"No time." She whispered in my ear then paused, head to the door, silence, and we were gone again. Out of the cupboard and onto the next carriage, through the door and through another. My wrist was hurting from being pulled but she didn't stop until we were right at the back of the train. There were men on the porch.
She didn't have time to run before they heard her. It was all a blur. Two of the men, the burliest of the group that looked to be 6 or 8 strong, swept Delia up and onto the porch. They had thick fur hats pulled down over their eyebrows and scarfs wrapped around their mouths to shield them from the cold outside. One of the others took Delia's face in his hand roughly. She screamed and cursed but couldn't get free as he studied her closely and then compared what he saw to a piece of paper that must have been a portrait. She was yelling and craning her neck to bite him but it was all for nothing.
"It's her" He finally said, voice bellowing down the empty carriage.
That's when they saw me.
I ran before I even knew what I was doing, back down the train, past the luggage cupboard and into the carriage where she and I had been sleeping not five minutes ago. I grabbed my bag and her lamp and glanced back to see another two, possibly three, of the men storming up the train behind me. They were strong but I was small and could slide down the narrow aisles faster than them. When I got closer to the other end, I heard more raised voices. I was frozen. "What would Delia do?", I asked myself, completely unaware that this was the first in a long line of times I would find myself needing to consult her in the weeks that followed. The lamp illuminating the snow-covered ground outside gave me the idea. Just as the pounding footsteps reached the carriage I was on, I leaped full force over the nearest table and straight into the window above. My bag was heavy, full of books, and made of sturdy leather from the cows farmed on the windswept coast of the southern-most reaches of the forest district. With a crash, I was out. It took me a few seconds to get my bearings. My right arm hurt from the impact and I had shards of glass sticking in my exposed skin. The cold got me moving. Without knowing where I was going, I ran and ran across the snow and onto a frozen lake, the muffled shouts from the train behind me getting quieter and quieter as I traveled further into the wilderness.
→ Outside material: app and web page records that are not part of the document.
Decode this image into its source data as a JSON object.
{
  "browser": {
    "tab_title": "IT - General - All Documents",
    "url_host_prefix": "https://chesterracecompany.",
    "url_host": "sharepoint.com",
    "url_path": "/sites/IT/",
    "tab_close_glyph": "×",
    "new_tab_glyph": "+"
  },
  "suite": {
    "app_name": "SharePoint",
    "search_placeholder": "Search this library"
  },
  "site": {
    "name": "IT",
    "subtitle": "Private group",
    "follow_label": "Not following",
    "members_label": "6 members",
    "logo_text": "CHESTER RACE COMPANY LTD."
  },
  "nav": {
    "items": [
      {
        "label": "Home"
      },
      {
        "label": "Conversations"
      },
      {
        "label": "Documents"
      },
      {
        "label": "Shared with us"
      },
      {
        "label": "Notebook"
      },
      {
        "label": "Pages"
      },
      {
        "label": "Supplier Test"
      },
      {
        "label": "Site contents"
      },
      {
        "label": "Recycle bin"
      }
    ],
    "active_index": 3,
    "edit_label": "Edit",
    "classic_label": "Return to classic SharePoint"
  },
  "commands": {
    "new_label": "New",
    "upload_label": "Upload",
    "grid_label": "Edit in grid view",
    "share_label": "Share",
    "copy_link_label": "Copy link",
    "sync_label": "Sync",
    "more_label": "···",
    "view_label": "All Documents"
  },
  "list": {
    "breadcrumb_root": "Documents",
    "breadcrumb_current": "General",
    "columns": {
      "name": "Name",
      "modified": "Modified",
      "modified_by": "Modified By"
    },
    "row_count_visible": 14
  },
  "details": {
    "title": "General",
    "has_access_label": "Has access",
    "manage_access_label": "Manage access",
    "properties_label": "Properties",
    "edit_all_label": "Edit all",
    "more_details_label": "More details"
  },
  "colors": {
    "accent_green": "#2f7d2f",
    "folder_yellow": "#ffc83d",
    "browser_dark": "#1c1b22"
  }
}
I stopped in the centre of the lake. The ice must have been 5 or 6 feet deep and was covered in a thin layer of snow. It is only light for five hours a day this far north so the lake is likely frozen for most of the year. At its tip, I saw a cabin. I thought it odd that the lights were on. How brave, I thought. And then I walked towards it.